→ **Data for this exercise**:
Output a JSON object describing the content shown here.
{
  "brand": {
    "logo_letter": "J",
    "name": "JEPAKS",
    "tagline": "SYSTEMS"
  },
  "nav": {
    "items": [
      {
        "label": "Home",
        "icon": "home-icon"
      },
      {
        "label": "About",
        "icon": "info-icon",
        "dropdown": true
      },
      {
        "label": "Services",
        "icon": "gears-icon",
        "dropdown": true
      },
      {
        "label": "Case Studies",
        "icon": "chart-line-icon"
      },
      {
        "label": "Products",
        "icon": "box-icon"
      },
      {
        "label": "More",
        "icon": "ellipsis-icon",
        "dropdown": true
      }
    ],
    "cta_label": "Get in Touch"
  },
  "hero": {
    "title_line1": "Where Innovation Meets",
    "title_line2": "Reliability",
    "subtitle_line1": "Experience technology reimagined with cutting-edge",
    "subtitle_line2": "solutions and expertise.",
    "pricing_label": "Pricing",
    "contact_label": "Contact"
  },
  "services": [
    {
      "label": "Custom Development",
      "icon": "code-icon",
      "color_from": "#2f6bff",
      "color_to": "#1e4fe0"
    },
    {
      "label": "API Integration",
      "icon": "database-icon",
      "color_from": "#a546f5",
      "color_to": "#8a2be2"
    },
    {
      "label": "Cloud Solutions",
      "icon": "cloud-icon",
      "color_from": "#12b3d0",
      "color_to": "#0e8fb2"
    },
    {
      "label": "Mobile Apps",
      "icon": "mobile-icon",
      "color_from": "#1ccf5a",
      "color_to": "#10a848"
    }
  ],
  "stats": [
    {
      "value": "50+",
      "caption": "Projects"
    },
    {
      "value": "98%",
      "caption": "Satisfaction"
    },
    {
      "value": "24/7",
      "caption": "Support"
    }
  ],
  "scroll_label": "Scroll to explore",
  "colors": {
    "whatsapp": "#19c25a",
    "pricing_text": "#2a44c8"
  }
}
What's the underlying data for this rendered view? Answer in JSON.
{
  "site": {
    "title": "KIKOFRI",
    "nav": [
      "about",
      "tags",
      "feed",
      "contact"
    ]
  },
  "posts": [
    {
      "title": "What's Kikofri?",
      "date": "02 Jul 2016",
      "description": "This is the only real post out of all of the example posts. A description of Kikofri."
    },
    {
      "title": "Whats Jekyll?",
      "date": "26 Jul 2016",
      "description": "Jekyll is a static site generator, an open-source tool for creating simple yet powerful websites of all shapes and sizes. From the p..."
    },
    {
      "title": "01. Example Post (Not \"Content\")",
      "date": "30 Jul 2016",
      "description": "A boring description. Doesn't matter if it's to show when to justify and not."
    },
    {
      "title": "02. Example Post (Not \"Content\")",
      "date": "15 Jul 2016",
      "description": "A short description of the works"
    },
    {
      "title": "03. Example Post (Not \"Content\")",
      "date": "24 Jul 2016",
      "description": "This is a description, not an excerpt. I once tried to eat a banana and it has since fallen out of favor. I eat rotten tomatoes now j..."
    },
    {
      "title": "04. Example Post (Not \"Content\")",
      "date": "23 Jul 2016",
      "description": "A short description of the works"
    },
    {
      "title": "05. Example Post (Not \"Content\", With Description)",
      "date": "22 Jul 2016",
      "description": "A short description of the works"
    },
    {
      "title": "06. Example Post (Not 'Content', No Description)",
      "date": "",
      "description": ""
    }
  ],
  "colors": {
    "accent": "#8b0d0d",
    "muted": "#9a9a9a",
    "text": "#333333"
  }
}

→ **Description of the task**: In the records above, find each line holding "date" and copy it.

→ **Reply to the task**:
      "date": "02 Jul 2016",
      "date": "26 Jul 2016",
      "date": "30 Jul 2016",
      "date": "15 Jul 2016",
      "date": "24 Jul 2016",
      "date": "23 Jul 2016",
      "date": "22 Jul 2016",
      "date": "",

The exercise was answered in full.